## Requirement
Nothing in the records should change; write them all out again.
(Material shown)
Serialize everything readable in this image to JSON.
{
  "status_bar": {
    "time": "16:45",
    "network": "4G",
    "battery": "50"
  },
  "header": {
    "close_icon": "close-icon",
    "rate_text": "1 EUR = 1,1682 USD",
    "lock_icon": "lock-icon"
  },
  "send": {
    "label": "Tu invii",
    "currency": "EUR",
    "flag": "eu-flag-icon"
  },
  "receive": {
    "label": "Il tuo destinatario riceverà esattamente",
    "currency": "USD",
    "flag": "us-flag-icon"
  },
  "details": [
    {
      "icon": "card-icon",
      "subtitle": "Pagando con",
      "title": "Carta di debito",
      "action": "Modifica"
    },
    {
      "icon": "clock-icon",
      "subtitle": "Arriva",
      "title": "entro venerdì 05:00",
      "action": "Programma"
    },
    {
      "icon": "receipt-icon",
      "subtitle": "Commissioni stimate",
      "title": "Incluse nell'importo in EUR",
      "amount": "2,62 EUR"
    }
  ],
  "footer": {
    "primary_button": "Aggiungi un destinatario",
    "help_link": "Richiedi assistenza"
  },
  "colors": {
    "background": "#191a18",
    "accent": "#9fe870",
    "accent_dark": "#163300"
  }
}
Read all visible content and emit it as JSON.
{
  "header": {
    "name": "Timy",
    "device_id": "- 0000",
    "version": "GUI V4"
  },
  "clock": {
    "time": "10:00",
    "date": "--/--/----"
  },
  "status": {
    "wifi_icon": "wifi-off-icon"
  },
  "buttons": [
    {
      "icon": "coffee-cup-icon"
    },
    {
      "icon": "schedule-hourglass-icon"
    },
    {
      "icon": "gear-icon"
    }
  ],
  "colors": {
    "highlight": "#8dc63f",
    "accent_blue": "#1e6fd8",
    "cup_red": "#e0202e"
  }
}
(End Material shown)
## Answer section
Serialize everything readable in this image to JSON.
{
  "status_bar": {
    "time": "16:45",
    "network": "4G",
    "battery": "50"
  },
  "header": {
    "close_icon": "close-icon",
    "rate_text": "1 EUR = 1,1682 USD",
    "lock_icon": "lock-icon"
  },
  "send": {
    "label": "Tu invii",
    "currency": "EUR",
    "flag": "eu-flag-icon"
  },
  "receive": {
    "label": "Il tuo destinatario riceverà esattamente",
    "currency": "USD",
    "flag": "us-flag-icon"
  },
  "details": [
    {
      "icon": "card-icon",
      "subtitle": "Pagando con",
      "title": "Carta di debito",
      "action": "Modifica"
    },
    {
      "icon": "clock-icon",
      "subtitle": "Arriva",
      "title": "entro venerdì 05:00",
      "action": "Programma"
    },
    {
      "icon": "receipt-icon",
      "subtitle": "Commissioni stimate",
      "title": "Incluse nell'importo in EUR",
      "amount": "2,62 EUR"
    }
  ],
  "footer": {
    "primary_button": "Aggiungi un destinatario",
    "help_link": "Richiedi assistenza"
  },
  "colors": {
    "background": "#191a18",
    "accent": "#9fe870",
    "accent_dark": "#163300"
  }
}
Read all visible content and emit it as JSON.
{
  "header": {
    "name": "Timy",
    "device_id": "- 0000",
    "version": "GUI V4"
  },
  "clock": {
    "time": "10:00",
    "date": "--/--/----"
  },
  "status": {
    "wifi_icon": "wifi-off-icon"
  },
  "buttons": [
    {
      "icon": "coffee-cup-icon"
    },
    {
      "icon": "schedule-hourglass-icon"
    },
    {
      "icon": "gear-icon"
    }
  ],
  "colors": {
    "highlight": "#8dc63f",
    "accent_blue": "#1e6fd8",
    "cup_red": "#e0202e"
  }
}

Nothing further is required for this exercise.